ACTIVITY → Report, as a single figure, how many lines in the records below include "中华优秀传统文化的创造性转化和创新性发展".
___
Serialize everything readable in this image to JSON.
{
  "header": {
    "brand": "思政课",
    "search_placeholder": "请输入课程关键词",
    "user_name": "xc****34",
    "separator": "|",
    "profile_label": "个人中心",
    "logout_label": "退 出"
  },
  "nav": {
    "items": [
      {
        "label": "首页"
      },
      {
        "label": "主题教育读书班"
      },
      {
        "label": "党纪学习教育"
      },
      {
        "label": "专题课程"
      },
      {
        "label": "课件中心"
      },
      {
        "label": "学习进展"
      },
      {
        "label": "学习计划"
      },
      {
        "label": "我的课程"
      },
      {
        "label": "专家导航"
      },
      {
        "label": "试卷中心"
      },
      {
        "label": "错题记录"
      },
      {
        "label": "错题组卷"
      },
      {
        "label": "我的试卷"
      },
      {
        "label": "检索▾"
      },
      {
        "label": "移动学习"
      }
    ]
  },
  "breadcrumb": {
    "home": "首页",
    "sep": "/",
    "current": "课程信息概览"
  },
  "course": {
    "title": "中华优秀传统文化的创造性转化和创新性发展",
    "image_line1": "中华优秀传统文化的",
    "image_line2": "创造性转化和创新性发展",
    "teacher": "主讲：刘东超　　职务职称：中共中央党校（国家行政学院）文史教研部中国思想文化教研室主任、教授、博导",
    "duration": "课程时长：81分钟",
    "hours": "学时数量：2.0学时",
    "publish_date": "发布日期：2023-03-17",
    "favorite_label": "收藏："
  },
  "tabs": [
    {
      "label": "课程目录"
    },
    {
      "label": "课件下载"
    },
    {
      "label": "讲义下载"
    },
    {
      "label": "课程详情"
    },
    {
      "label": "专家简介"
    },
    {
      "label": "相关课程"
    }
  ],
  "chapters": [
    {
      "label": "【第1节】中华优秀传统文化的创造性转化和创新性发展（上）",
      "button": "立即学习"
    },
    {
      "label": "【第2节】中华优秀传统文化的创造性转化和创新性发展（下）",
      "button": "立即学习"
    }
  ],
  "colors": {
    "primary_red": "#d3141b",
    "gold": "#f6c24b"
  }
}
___
EXERCISE SOLUTION → 3